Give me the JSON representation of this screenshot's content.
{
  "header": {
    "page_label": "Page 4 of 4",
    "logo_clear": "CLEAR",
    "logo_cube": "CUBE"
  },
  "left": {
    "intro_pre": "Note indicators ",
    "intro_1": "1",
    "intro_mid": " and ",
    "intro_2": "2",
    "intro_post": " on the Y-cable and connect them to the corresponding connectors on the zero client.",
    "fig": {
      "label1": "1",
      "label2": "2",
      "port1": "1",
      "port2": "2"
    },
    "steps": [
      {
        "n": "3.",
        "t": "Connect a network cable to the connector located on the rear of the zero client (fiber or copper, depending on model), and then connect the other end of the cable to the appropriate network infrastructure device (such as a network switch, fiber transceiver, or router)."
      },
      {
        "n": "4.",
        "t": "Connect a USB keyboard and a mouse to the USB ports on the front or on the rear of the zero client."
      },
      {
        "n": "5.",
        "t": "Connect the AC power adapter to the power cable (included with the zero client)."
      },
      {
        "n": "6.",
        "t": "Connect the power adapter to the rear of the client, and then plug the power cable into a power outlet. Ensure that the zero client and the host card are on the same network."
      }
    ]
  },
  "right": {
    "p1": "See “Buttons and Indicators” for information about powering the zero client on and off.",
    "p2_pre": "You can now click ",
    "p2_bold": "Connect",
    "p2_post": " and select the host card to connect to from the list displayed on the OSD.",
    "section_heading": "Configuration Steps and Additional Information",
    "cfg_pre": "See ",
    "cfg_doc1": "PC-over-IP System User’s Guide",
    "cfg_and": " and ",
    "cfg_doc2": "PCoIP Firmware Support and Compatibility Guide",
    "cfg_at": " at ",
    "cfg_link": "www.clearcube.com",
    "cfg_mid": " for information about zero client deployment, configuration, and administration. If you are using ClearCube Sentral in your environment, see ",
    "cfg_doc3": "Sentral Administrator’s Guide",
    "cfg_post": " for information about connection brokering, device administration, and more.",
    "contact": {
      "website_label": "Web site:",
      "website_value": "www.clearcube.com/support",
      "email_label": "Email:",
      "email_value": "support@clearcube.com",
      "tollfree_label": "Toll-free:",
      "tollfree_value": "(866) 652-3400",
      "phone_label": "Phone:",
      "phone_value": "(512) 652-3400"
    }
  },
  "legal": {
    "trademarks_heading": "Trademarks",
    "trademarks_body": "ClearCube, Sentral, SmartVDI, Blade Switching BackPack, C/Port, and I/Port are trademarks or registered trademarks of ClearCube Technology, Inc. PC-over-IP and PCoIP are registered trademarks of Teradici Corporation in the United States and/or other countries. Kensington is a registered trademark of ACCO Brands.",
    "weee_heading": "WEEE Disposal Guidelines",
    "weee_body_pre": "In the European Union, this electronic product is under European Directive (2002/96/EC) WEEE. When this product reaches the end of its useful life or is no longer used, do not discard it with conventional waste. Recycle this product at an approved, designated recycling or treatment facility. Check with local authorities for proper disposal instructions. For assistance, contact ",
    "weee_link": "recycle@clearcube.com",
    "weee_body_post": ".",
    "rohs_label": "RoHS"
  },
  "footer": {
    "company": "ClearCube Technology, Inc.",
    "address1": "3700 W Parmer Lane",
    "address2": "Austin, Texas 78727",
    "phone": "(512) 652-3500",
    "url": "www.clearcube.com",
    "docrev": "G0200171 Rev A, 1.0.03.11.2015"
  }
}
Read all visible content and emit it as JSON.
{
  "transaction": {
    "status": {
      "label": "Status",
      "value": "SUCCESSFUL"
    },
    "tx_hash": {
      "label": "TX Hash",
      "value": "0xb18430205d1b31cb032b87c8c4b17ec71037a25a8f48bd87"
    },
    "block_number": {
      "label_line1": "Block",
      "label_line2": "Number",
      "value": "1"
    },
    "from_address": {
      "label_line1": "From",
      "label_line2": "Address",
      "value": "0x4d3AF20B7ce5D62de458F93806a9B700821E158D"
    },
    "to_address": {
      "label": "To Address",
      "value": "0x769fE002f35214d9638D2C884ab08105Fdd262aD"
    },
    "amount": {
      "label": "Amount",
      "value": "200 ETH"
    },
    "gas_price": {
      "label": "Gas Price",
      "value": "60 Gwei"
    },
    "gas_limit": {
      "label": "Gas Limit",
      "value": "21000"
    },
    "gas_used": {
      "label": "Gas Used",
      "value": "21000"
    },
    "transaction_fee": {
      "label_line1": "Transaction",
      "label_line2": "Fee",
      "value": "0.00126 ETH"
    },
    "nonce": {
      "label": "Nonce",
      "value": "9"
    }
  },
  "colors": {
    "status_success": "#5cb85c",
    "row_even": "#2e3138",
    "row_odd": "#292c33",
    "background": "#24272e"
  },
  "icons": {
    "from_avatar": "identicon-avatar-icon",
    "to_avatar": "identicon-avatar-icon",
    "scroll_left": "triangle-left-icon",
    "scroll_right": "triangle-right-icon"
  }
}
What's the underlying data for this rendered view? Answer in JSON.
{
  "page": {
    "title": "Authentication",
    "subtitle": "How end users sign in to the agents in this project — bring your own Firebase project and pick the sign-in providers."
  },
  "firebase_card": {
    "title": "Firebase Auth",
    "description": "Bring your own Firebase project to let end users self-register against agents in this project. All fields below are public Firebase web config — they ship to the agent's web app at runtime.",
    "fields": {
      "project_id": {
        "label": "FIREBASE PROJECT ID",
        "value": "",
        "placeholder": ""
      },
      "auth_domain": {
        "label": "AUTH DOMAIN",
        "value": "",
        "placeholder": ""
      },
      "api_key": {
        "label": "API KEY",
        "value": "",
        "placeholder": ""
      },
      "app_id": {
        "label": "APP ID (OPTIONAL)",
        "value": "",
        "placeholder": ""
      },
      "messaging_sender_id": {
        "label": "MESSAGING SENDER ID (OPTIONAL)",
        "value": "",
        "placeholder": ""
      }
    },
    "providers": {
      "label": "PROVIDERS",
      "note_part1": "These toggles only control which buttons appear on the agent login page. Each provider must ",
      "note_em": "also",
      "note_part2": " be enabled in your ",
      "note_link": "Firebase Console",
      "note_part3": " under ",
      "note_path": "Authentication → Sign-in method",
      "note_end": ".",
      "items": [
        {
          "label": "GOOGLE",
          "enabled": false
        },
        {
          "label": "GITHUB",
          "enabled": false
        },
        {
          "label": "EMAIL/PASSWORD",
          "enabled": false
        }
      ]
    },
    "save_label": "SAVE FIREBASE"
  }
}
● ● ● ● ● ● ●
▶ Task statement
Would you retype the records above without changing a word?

▶ Response to the task
Give me the JSON representation of this screenshot's content.
{
  "header": {
    "page_label": "Page 4 of 4",
    "logo_clear": "CLEAR",
    "logo_cube": "CUBE"
  },
  "left": {
    "intro_pre": "Note indicators ",
    "intro_1": "1",
    "intro_mid": " and ",
    "intro_2": "2",
    "intro_post": " on the Y-cable and connect them to the corresponding connectors on the zero client.",
    "fig": {
      "label1": "1",
      "label2": "2",
      "port1": "1",
      "port2": "2"
    },
    "steps": [
      {
        "n": "3.",
        "t": "Connect a network cable to the connector located on the rear of the zero client (fiber or copper, depending on model), and then connect the other end of the cable to the appropriate network infrastructure device (such as a network switch, fiber transceiver, or router)."
      },
      {
        "n": "4.",
        "t": "Connect a USB keyboard and a mouse to the USB ports on the front or on the rear of the zero client."
      },
      {
        "n": "5.",
        "t": "Connect the AC power adapter to the power cable (included with the zero client)."
      },
      {
        "n": "6.",
        "t": "Connect the power adapter to the rear of the client, and then plug the power cable into a power outlet. Ensure that the zero client and the host card are on the same network."
      }
    ]
  },
  "right": {
    "p1": "See “Buttons and Indicators” for information about powering the zero client on and off.",
    "p2_pre": "You can now click ",
    "p2_bold": "Connect",
    "p2_post": " and select the host card to connect to from the list displayed on the OSD.",
    "section_heading": "Configuration Steps and Additional Information",
    "cfg_pre": "See ",
    "cfg_doc1": "PC-over-IP System User’s Guide",
    "cfg_and": " and ",
    "cfg_doc2": "PCoIP Firmware Support and Compatibility Guide",
    "cfg_at": " at ",
    "cfg_link": "www.clearcube.com",
    "cfg_mid": " for information about zero client deployment, configuration, and administration. If you are using ClearCube Sentral in your environment, see ",
    "cfg_doc3": "Sentral Administrator’s Guide",
    "cfg_post": " for information about connection brokering, device administration, and more.",
    "contact": {
      "website_label": "Web site:",
      "website_value": "www.clearcube.com/support",
      "email_label": "Email:",
      "email_value": "support@clearcube.com",
      "tollfree_label": "Toll-free:",
      "tollfree_value": "(866) 652-3400",
      "phone_label": "Phone:",
      "phone_value": "(512) 652-3400"
    }
  },
  "legal": {
    "trademarks_heading": "Trademarks",
    "trademarks_body": "ClearCube, Sentral, SmartVDI, Blade Switching BackPack, C/Port, and I/Port are trademarks or registered trademarks of ClearCube Technology, Inc. PC-over-IP and PCoIP are registered trademarks of Teradici Corporation in the United States and/or other countries. Kensington is a registered trademark of ACCO Brands.",
    "weee_heading": "WEEE Disposal Guidelines",
    "weee_body_pre": "In the European Union, this electronic product is under European Directive (2002/96/EC) WEEE. When this product reaches the end of its useful life or is no longer used, do not discard it with conventional waste. Recycle this product at an approved, designated recycling or treatment facility. Check with local authorities for proper disposal instructions. For assistance, contact ",
    "weee_link": "recycle@clearcube.com",
    "weee_body_post": ".",
    "rohs_label": "RoHS"
  },
  "footer": {
    "company": "ClearCube Technology, Inc.",
    "address1": "3700 W Parmer Lane",
    "address2": "Austin, Texas 78727",
    "phone": "(512) 652-3500",
    "url": "www.clearcube.com",
    "docrev": "G0200171 Rev A, 1.0.03.11.2015"
  }
}
Read all visible content and emit it as JSON.
{
  "transaction": {
    "status": {
      "label": "Status",
      "value": "SUCCESSFUL"
    },
    "tx_hash": {
      "label": "TX Hash",
      "value": "0xb18430205d1b31cb032b87c8c4b17ec71037a25a8f48bd87"
    },
    "block_number": {
      "label_line1": "Block",
      "label_line2": "Number",
      "value": "1"
    },
    "from_address": {
      "label_line1": "From",
      "label_line2": "Address",
      "value": "0x4d3AF20B7ce5D62de458F93806a9B700821E158D"
    },
    "to_address": {
      "label": "To Address",
      "value": "0x769fE002f35214d9638D2C884ab08105Fdd262aD"
    },
    "amount": {
      "label": "Amount",
      "value": "200 ETH"
    },
    "gas_price": {
      "label": "Gas Price",
      "value": "60 Gwei"
    },
    "gas_limit": {
      "label": "Gas Limit",
      "value": "21000"
    },
    "gas_used": {
      "label": "Gas Used",
      "value": "21000"
    },
    "transaction_fee": {
      "label_line1": "Transaction",
      "label_line2": "Fee",
      "value": "0.00126 ETH"
    },
    "nonce": {
      "label": "Nonce",
      "value": "9"
    }
  },
  "colors": {
    "status_success": "#5cb85c",
    "row_even": "#2e3138",
    "row_odd": "#292c33",
    "background": "#24272e"
  },
  "icons": {
    "from_avatar": "identicon-avatar-icon",
    "to_avatar": "identicon-avatar-icon",
    "scroll_left": "triangle-left-icon",
    "scroll_right": "triangle-right-icon"
  }
}
What's the underlying data for this rendered view? Answer in JSON.
{
  "page": {
    "title": "Authentication",
    "subtitle": "How end users sign in to the agents in this project — bring your own Firebase project and pick the sign-in providers."
  },
  "firebase_card": {
    "title": "Firebase Auth",
    "description": "Bring your own Firebase project to let end users self-register against agents in this project. All fields below are public Firebase web config — they ship to the agent's web app at runtime.",
    "fields": {
      "project_id": {
        "label": "FIREBASE PROJECT ID",
        "value": "",
        "placeholder": ""
      },
      "auth_domain": {
        "label": "AUTH DOMAIN",
        "value": "",
        "placeholder": ""
      },
      "api_key": {
        "label": "API KEY",
        "value": "",
        "placeholder": ""
      },
      "app_id": {
        "label": "APP ID (OPTIONAL)",
        "value": "",
        "placeholder": ""
      },
      "messaging_sender_id": {
        "label": "MESSAGING SENDER ID (OPTIONAL)",
        "value": "",
        "placeholder": ""
      }
    },
    "providers": {
      "label": "PROVIDERS",
      "note_part1": "These toggles only control which buttons appear on the agent login page. Each provider must ",
      "note_em": "also",
      "note_part2": " be enabled in your ",
      "note_link": "Firebase Console",
      "note_part3": " under ",
      "note_path": "Authentication → Sign-in method",
      "note_end": ".",
      "items": [
        {
          "label": "GOOGLE",
          "enabled": false
        },
        {
          "label": "GITHUB",
          "enabled": false
        },
        {
          "label": "EMAIL/PASSWORD",
          "enabled": false
        }
      ]
    },
    "save_label": "SAVE FIREBASE"
  }
}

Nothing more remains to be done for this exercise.